We come back from break #2 with a track from AC/DC that was not only from their Who Made Who album but was also featured on the motion picture soundtrack for the Stephen King-directed film Maximum Overdrive.
|Queen @ Wembley Stadium|
One of the most famous concert videos of all time was shot in 1986 as Queen performed in front of 72,000 fans at Wembley Stadium in what would go on to also become the Live at Wembley ’86 double live album. The tour was in support of their A Kind of Magic album that was released that year and Chris’ song choice was also included in the Top Gun knockoff Iron Eagle.
While a lot of hard rock bands were exploding off the Sunset Strip in the early to mid 80’s, Cinderella was launching their career from the east coast in Philadelphia. Fronted by the gritty-voiced Tom Keifer along with guitarist Jeff Labar, bassist Eric Brittingham, and drummer Fred Coury; Cinderella had a much more blues-based sound than their “hair” metal counterparts. Aaron’s choice from the 1986 release Night Songs is a prime example of that sound.
2012 saw a lot of drama in the Queensryche camp but thankfully, that wasn’t the story back in 1986. Chris’ selection of a track from their Rage for Order album is a look back to a much happier and productive time for the Seattle-born band.

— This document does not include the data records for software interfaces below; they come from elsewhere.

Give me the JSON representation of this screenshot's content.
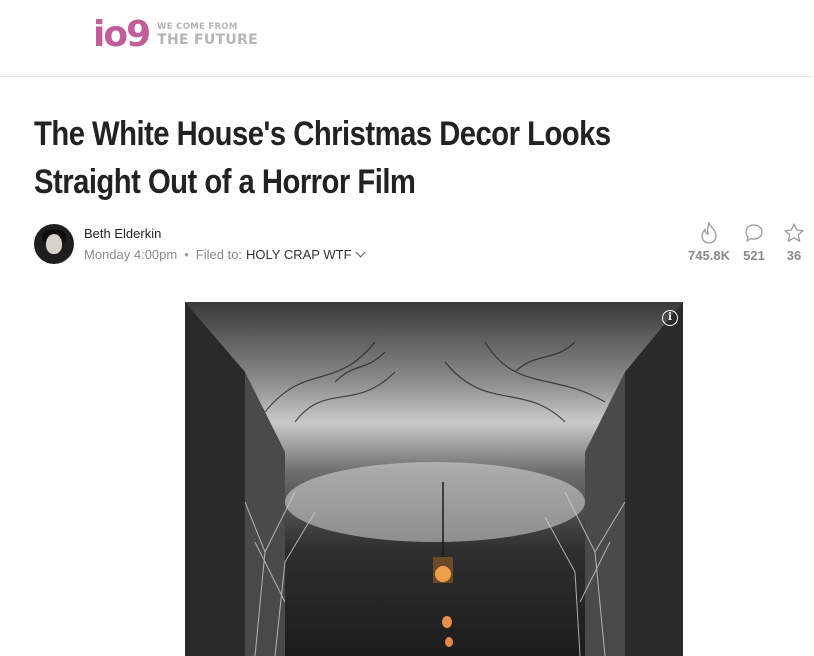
{
  "site": {
    "logo_text": "io9",
    "tagline_top": "WE COME FROM",
    "tagline_bottom": "THE FUTURE",
    "brand_color": "#c35d9a"
  },
  "article": {
    "title": "The White House's Christmas Decor Looks Straight Out of a Horror Film",
    "author": "Beth Elderkin",
    "timestamp": "Monday 4:00pm",
    "filed_to_label": "Filed to:",
    "filed_to_tag": "HOLY CRAP WTF"
  },
  "stats": {
    "views": "745.8K",
    "comments": "521",
    "recommends": "36"
  },
  "icons": {
    "views": "flame-icon",
    "comments": "comment-bubble-icon",
    "recommends": "star-icon",
    "image_info": "info-icon",
    "dropdown": "chevron-down-icon"
  }
}
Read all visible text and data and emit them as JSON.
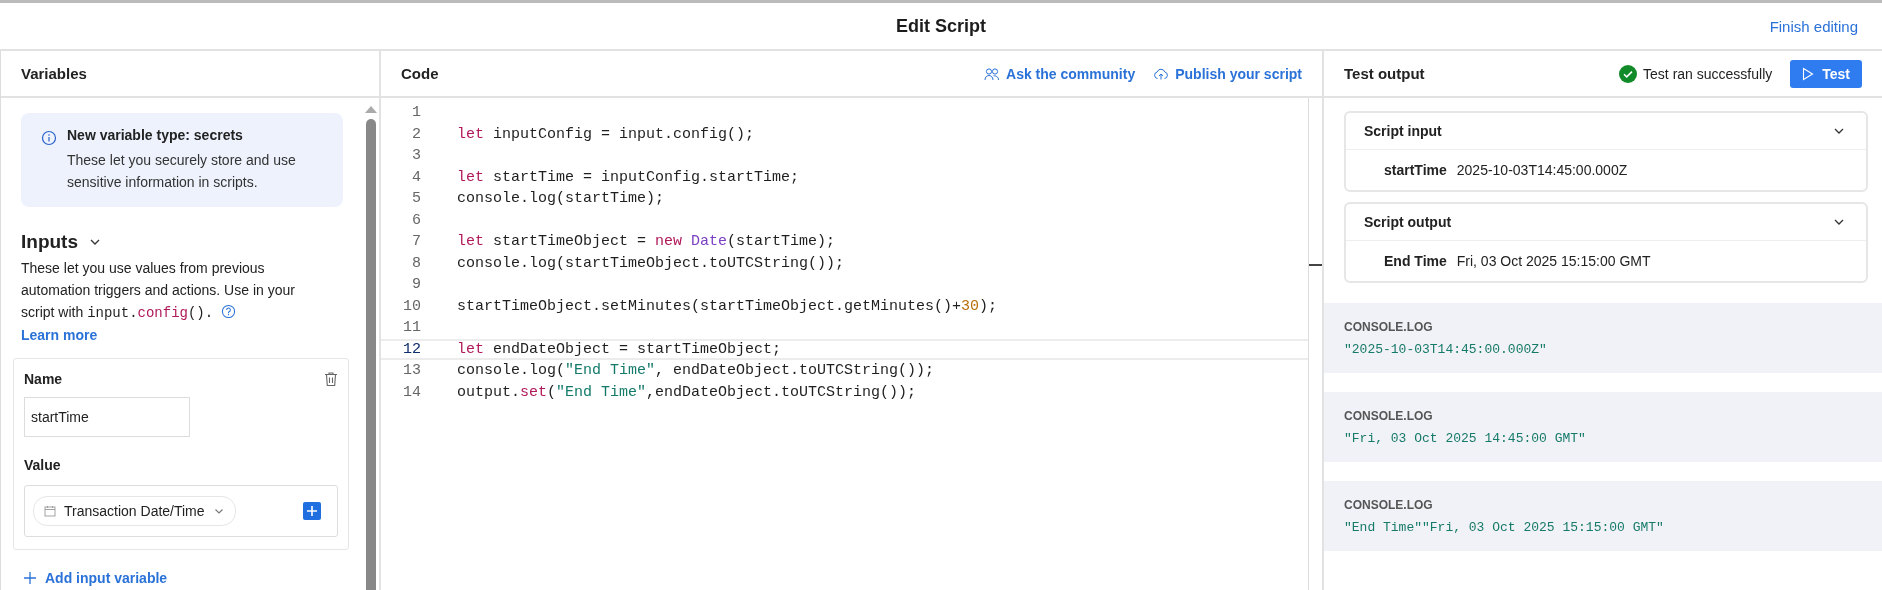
{
  "window": {
    "title": "Edit Script",
    "finish_link": "Finish editing"
  },
  "variables": {
    "heading": "Variables",
    "callout": {
      "title": "New variable type: secrets",
      "body": "These let you securely store and use sensitive information in scripts."
    },
    "inputs": {
      "heading": "Inputs",
      "expanded": true,
      "description": {
        "text": "These let you use values from previous automation triggers and actions. Use in your script with",
        "code": [
          {
            "text": "input.",
            "kind": "plain"
          },
          {
            "text": "config",
            "kind": "keyword"
          },
          {
            "text": "().",
            "kind": "plain"
          }
        ],
        "link": "Learn more"
      },
      "items": [
        {
          "name_label": "Name",
          "name_value": "startTime",
          "value_label": "Value",
          "value_token": "Transaction Date/Time"
        }
      ],
      "add_link": "Add input variable"
    }
  },
  "code": {
    "heading": "Code",
    "actions": [
      "Ask the community",
      "Publish your script"
    ],
    "lines": [
      {
        "number": "1",
        "current": false
      },
      {
        "number": "2",
        "current": false,
        "tokens": [
          {
            "text": "let",
            "kind": "keyword"
          },
          {
            "text": " inputConfig = input.config();",
            "kind": "plain"
          }
        ]
      },
      {
        "number": "3",
        "current": false
      },
      {
        "number": "4",
        "current": false,
        "tokens": [
          {
            "text": "let",
            "kind": "keyword"
          },
          {
            "text": " startTime = inputConfig.startTime;",
            "kind": "plain"
          }
        ]
      },
      {
        "number": "5",
        "current": false,
        "tokens": [
          {
            "text": "console.log(startTime);",
            "kind": "plain"
          }
        ]
      },
      {
        "number": "6",
        "current": false
      },
      {
        "number": "7",
        "current": false,
        "tokens": [
          {
            "text": "let",
            "kind": "keyword"
          },
          {
            "text": " startTimeObject = ",
            "kind": "plain"
          },
          {
            "text": "new",
            "kind": "keyword"
          },
          {
            "text": " Date",
            "kind": "type"
          },
          {
            "text": "(startTime);",
            "kind": "plain"
          }
        ]
      },
      {
        "number": "8",
        "current": false,
        "tokens": [
          {
            "text": "console.log(startTimeObject.toUTCString());",
            "kind": "plain"
          }
        ]
      },
      {
        "number": "9",
        "current": false
      },
      {
        "number": "10",
        "current": false,
        "tokens": [
          {
            "text": "startTimeObject.setMinutes(startTimeObject.getMinutes()+",
            "kind": "plain"
          },
          {
            "text": "30",
            "kind": "number"
          },
          {
            "text": ");",
            "kind": "plain"
          }
        ]
      },
      {
        "number": "11",
        "current": false
      },
      {
        "number": "12",
        "current": true,
        "tokens": [
          {
            "text": "let",
            "kind": "keyword"
          },
          {
            "text": " endDateObject = startTimeObject;",
            "kind": "plain"
          }
        ]
      },
      {
        "number": "13",
        "current": false,
        "tokens": [
          {
            "text": "console.log(",
            "kind": "plain"
          },
          {
            "text": "\"End Time\"",
            "kind": "string"
          },
          {
            "text": ", endDateObject.toUTCString());",
            "kind": "plain"
          }
        ]
      },
      {
        "number": "14",
        "current": false,
        "tokens": [
          {
            "text": "output.",
            "kind": "plain"
          },
          {
            "text": "set",
            "kind": "keyword"
          },
          {
            "text": "(",
            "kind": "plain"
          },
          {
            "text": "\"End Time\"",
            "kind": "string"
          },
          {
            "text": ",endDateObject.toUTCString());",
            "kind": "plain"
          }
        ]
      }
    ]
  },
  "test_output": {
    "heading": "Test output",
    "status": "Test ran successfully",
    "success": true,
    "button": "Test",
    "sections": [
      {
        "title": "Script input",
        "expanded": true,
        "rows": [
          {
            "key": "startTime",
            "value": "2025-10-03T14:45:00.000Z"
          }
        ]
      },
      {
        "title": "Script output",
        "expanded": true,
        "rows": [
          {
            "key": "End Time",
            "value": "Fri, 03 Oct 2025 15:15:00 GMT"
          }
        ]
      }
    ],
    "logs": [
      {
        "label": "CONSOLE.LOG",
        "text": "\"2025-10-03T14:45:00.000Z\""
      },
      {
        "label": "CONSOLE.LOG",
        "text": "\"Fri, 03 Oct 2025 14:45:00 GMT\""
      },
      {
        "label": "CONSOLE.LOG",
        "text": "\"End Time\"\"Fri, 03 Oct 2025 15:15:00 GMT\""
      }
    ]
  }
}
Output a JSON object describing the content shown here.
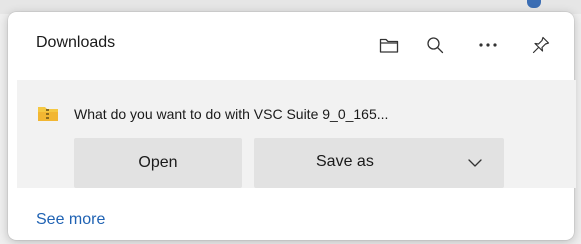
{
  "panel": {
    "title": "Downloads"
  },
  "toolbar": {
    "icons": [
      "folder-icon",
      "search-icon",
      "more-icon",
      "pin-icon"
    ]
  },
  "download_item": {
    "prompt": "What do you want to do with VSC Suite 9_0_165...",
    "open_label": "Open",
    "save_as_label": "Save as",
    "file_icon": "folder-zip-icon"
  },
  "footer": {
    "see_more_label": "See more"
  },
  "colors": {
    "link": "#1f62b3",
    "item_background": "#f2f2f2",
    "button_background": "#e2e2e2",
    "zip_folder_yellow": "#f5c842"
  }
}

The Japanese metal band Loudness released their sixth studio album, Lightning Strikes, in 1986. Already a household name in Japan, this album helped bring the band more exposure in the American marketplace. With a slicker sound more akin to the glam rock that was dominating the charts at the time, Lightning Strikes received favorable reviews from critics while losing a bit of their hardcore fan base at the same time. Chris’ choice from the album has some blazing guitar work.
The band that kicked off the Sunset Strip explosion a few years before was on there way out of fashion by 1986. Quiet Riot released QRIII to a disinterested public. Featuring no Slade cover songs, QRIII peaked at #31 on the Billboard charts and failed to reach Gold certification; quite a plunge from their multi-platinum status just a few years earlier. Chris’ choice from the album shows that the public may have missed out on a solid album.
We close things out with the other side of the Van Halen split with Aaron’s choice of a great track from David Lee Roth’s amazing Eat ‘Em & Smile album. Diamond Dave is in his full glory with an all-star band consisting of bassist Billy Sheehan, guitarist Steve Vai, and drummer Craig Bissonnette. What more could you ask for?